It took only four data breaches caused by third parties to compromise over 40 million records last month. The victims spanned a variety of industries— healthcare, insurance, tech and transportation—further proving that vulnerable supply chains come in all shapes and sizes. The aftermath of these cyber attacks, however, seems to tell a different story.
1. The supply chain attack against CaptureRX continues to name its victims, exposing over one million patient records
The number of patients affected by the supply chain attack initiated through Capture RX has now reached 1.6 million. Of the 93% of healthcare organizations that have experienced a data breach over the past three years, this is projected to be the most significant cyber attack the industry has seen to date.
Caholic Health is the latest victim added to the list of those breached with 17,002 Protected Health Information (PHI) records exposed. Catholic Health centers at Mount St. Mary’s Hospital in Lewiston, New York, and Sisters of Charity Hospital in Buffalo, New York, were among the cyber attack victims.
2. Renaissance Life & Health Insurance is the latest to come forward after a possible phishing attack
Renaissance Life & Health Insurance Company of America disclosed that it was compromised by a third-party data breach between March 15 and April 15, 2021. The vendor, Secure Administrative Solutions LLC (SAS), revealed that names, addresses, birthdates, policy numbers, and other health insurance information were at risk.
Insurance companies are also high on ransomware groups’ radar because of the amount of sensitive data that can be leveraged. The attacked third-party, SAS, seemingly paid the ransom and expected threat actors to not leak the data, but counting on threat actors has proven to be a false expectation in many cases.
Black Kite’s technical report of SAS reveals problematic categories that might lure hackers:
- Despite most categories ranking a “C” or above, there are common vulnerabilities that threat actors look for and leverage. Cyber ratings that dig beneath the surface enable companies to analyze those exact vulnerabilities that put their cyber ecosystem at risk, including:
- Out-of-date systems often indicate issues in patch management. Keeping systems updated will help combat these significant issues.
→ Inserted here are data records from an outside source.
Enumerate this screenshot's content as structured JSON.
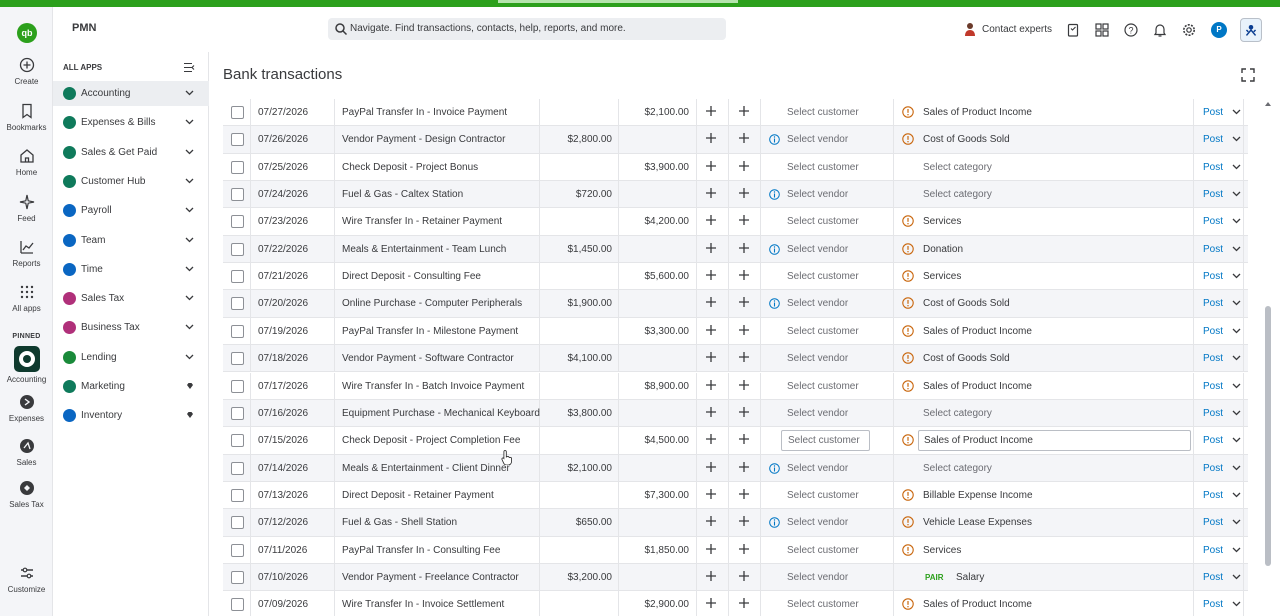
{
  "header": {
    "company": "PMN",
    "search_placeholder": "Navigate. Find transactions, contacts, help, reports, and more.",
    "contact_label": "Contact experts",
    "avatar_letter": "P"
  },
  "rail": {
    "items": [
      {
        "label": "Create",
        "icon": "plus-circle-icon"
      },
      {
        "label": "Bookmarks",
        "icon": "bookmark-icon"
      },
      {
        "label": "Home",
        "icon": "home-icon"
      },
      {
        "label": "Feed",
        "icon": "sparkle-icon"
      },
      {
        "label": "Reports",
        "icon": "chart-icon"
      },
      {
        "label": "All apps",
        "icon": "grid-icon"
      }
    ],
    "pinned_label": "PINNED",
    "pinned": [
      {
        "label": "Accounting",
        "icon": "accounting-icon"
      },
      {
        "label": "Expenses",
        "icon": "expenses-icon"
      },
      {
        "label": "Sales",
        "icon": "sales-icon"
      },
      {
        "label": "Sales Tax",
        "icon": "sales-tax-icon"
      }
    ],
    "customize_label": "Customize",
    "logo_text": "qb"
  },
  "panel": {
    "title": "ALL APPS",
    "items": [
      {
        "label": "Accounting",
        "color": "#0f7a5b",
        "active": true
      },
      {
        "label": "Expenses & Bills",
        "color": "#0f7a5b"
      },
      {
        "label": "Sales & Get Paid",
        "color": "#0f7a5b"
      },
      {
        "label": "Customer Hub",
        "color": "#0f7a5b"
      },
      {
        "label": "Payroll",
        "color": "#0a66c2"
      },
      {
        "label": "Team",
        "color": "#0a66c2"
      },
      {
        "label": "Time",
        "color": "#0a66c2"
      },
      {
        "label": "Sales Tax",
        "color": "#b0307a"
      },
      {
        "label": "Business Tax",
        "color": "#b0307a"
      },
      {
        "label": "Lending",
        "color": "#1a8a3a"
      },
      {
        "label": "Marketing",
        "color": "#0f7a5b",
        "gem": true
      },
      {
        "label": "Inventory",
        "color": "#0a66c2",
        "gem": true
      }
    ]
  },
  "page": {
    "title": "Bank transactions"
  },
  "transactions": [
    {
      "date": "07/27/2026",
      "desc": "PayPal Transfer In - Invoice Payment",
      "spent": "",
      "received": "$2,100.00",
      "payee": "Select customer",
      "info": false,
      "warn": true,
      "category": "Sales of Product Income",
      "cat_placeholder": false
    },
    {
      "date": "07/26/2026",
      "desc": "Vendor Payment - Design Contractor",
      "spent": "$2,800.00",
      "received": "",
      "payee": "Select vendor",
      "info": true,
      "warn": true,
      "category": "Cost of Goods Sold",
      "cat_placeholder": false
    },
    {
      "date": "07/25/2026",
      "desc": "Check Deposit - Project Bonus",
      "spent": "",
      "received": "$3,900.00",
      "payee": "Select customer",
      "info": false,
      "warn": false,
      "category": "Select category",
      "cat_placeholder": true
    },
    {
      "date": "07/24/2026",
      "desc": "Fuel & Gas - Caltex Station",
      "spent": "$720.00",
      "received": "",
      "payee": "Select vendor",
      "info": true,
      "warn": false,
      "category": "Select category",
      "cat_placeholder": true
    },
    {
      "date": "07/23/2026",
      "desc": "Wire Transfer In - Retainer Payment",
      "spent": "",
      "received": "$4,200.00",
      "payee": "Select customer",
      "info": false,
      "warn": true,
      "category": "Services",
      "cat_placeholder": false
    },
    {
      "date": "07/22/2026",
      "desc": "Meals & Entertainment - Team Lunch",
      "spent": "$1,450.00",
      "received": "",
      "payee": "Select vendor",
      "info": true,
      "warn": true,
      "category": "Donation",
      "cat_placeholder": false
    },
    {
      "date": "07/21/2026",
      "desc": "Direct Deposit - Consulting Fee",
      "spent": "",
      "received": "$5,600.00",
      "payee": "Select customer",
      "info": false,
      "warn": true,
      "category": "Services",
      "cat_placeholder": false
    },
    {
      "date": "07/20/2026",
      "desc": "Online Purchase - Computer Peripherals",
      "spent": "$1,900.00",
      "received": "",
      "payee": "Select vendor",
      "info": true,
      "warn": true,
      "category": "Cost of Goods Sold",
      "cat_placeholder": false
    },
    {
      "date": "07/19/2026",
      "desc": "PayPal Transfer In - Milestone Payment",
      "spent": "",
      "received": "$3,300.00",
      "payee": "Select customer",
      "info": false,
      "warn": true,
      "category": "Sales of Product Income",
      "cat_placeholder": false
    },
    {
      "date": "07/18/2026",
      "desc": "Vendor Payment - Software Contractor",
      "spent": "$4,100.00",
      "received": "",
      "payee": "Select vendor",
      "info": false,
      "warn": true,
      "category": "Cost of Goods Sold",
      "cat_placeholder": false
    },
    {
      "date": "07/17/2026",
      "desc": "Wire Transfer In - Batch Invoice Payment",
      "spent": "",
      "received": "$8,900.00",
      "payee": "Select customer",
      "info": false,
      "warn": true,
      "category": "Sales of Product Income",
      "cat_placeholder": false
    },
    {
      "date": "07/16/2026",
      "desc": "Equipment Purchase - Mechanical Keyboard",
      "spent": "$3,800.00",
      "received": "",
      "payee": "Select vendor",
      "info": false,
      "warn": false,
      "category": "Select category",
      "cat_placeholder": true
    },
    {
      "date": "07/15/2026",
      "desc": "Check Deposit - Project Completion Fee",
      "spent": "",
      "received": "$4,500.00",
      "payee": "Select customer",
      "info": false,
      "warn": true,
      "category": "Sales of Product Income",
      "cat_placeholder": false,
      "editing": true
    },
    {
      "date": "07/14/2026",
      "desc": "Meals & Entertainment - Client Dinner",
      "spent": "$2,100.00",
      "received": "",
      "payee": "Select vendor",
      "info": true,
      "warn": false,
      "category": "Select category",
      "cat_placeholder": true
    },
    {
      "date": "07/13/2026",
      "desc": "Direct Deposit - Retainer Payment",
      "spent": "",
      "received": "$7,300.00",
      "payee": "Select customer",
      "info": false,
      "warn": true,
      "category": "Billable Expense Income",
      "cat_placeholder": false
    },
    {
      "date": "07/12/2026",
      "desc": "Fuel & Gas - Shell Station",
      "spent": "$650.00",
      "received": "",
      "payee": "Select vendor",
      "info": true,
      "warn": true,
      "category": "Vehicle Lease Expenses",
      "cat_placeholder": false
    },
    {
      "date": "07/11/2026",
      "desc": "PayPal Transfer In - Consulting Fee",
      "spent": "",
      "received": "$1,850.00",
      "payee": "Select customer",
      "info": false,
      "warn": true,
      "category": "Services",
      "cat_placeholder": false
    },
    {
      "date": "07/10/2026",
      "desc": "Vendor Payment - Freelance Contractor",
      "spent": "$3,200.00",
      "received": "",
      "payee": "Select vendor",
      "info": false,
      "warn": false,
      "category": "Salary",
      "cat_placeholder": false,
      "pair": "PAIR"
    },
    {
      "date": "07/09/2026",
      "desc": "Wire Transfer In - Invoice Settlement",
      "spent": "",
      "received": "$2,900.00",
      "payee": "Select customer",
      "info": false,
      "warn": true,
      "category": "Sales of Product Income",
      "cat_placeholder": false
    }
  ],
  "post_label": "Post",
  "colors": {
    "brand_green": "#2ca01c",
    "link_blue": "#0077c5",
    "warn_orange": "#c9670e",
    "info_blue": "#0077c5"
  }
}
- Poor email security makes an organization vulnerable to phishing scams, the most popular entry points for hackers. Educating employees about how to identify phishing emails and implementing digital securities to notify employees of possible scams will improve email security.
Want to uncover your cyber posture from a hacker’s perspective?Get a Free Cyber Rating
3. A misconfiguration in Microsoft Power Apps leads to a massive data breach of 38 million PII and PHI records
38 million PII and PHI records were exposed in the Microsoft Power Apps breach. Hackers gained access through the Power Apps Open Data Protocols (OData) API that contained an anonymously accessible list of data. Customers of American Airlines, Ford, Maryland Department of Health, New York City Municipal Transportation Authority, and the state of Indiana were among those affected.
4. Ransomware groups stole traveler data from Bangkok Airways
The LockBit ransomware group allegedly stole more than 200GB of data from Bangkok Airways. The leaked data includes full names, nationality, gender, phone numbers, email, addresses, historical travel data, and passport and payment information. Although the cause of the hack is still under investigation, it comes weeks after a Bangkok Airways vendor was attacked by the group.
The average cost of a data breach excluding ransom is the highest it’s been in nearly two decades. With millions of dollars at stake, companies have had to pay the price to protect their data. Even then, full protection and restoration is not guaranteed. The only surefire way to avoid the hefty ransomware price tag is to understand where your biggest risks lie.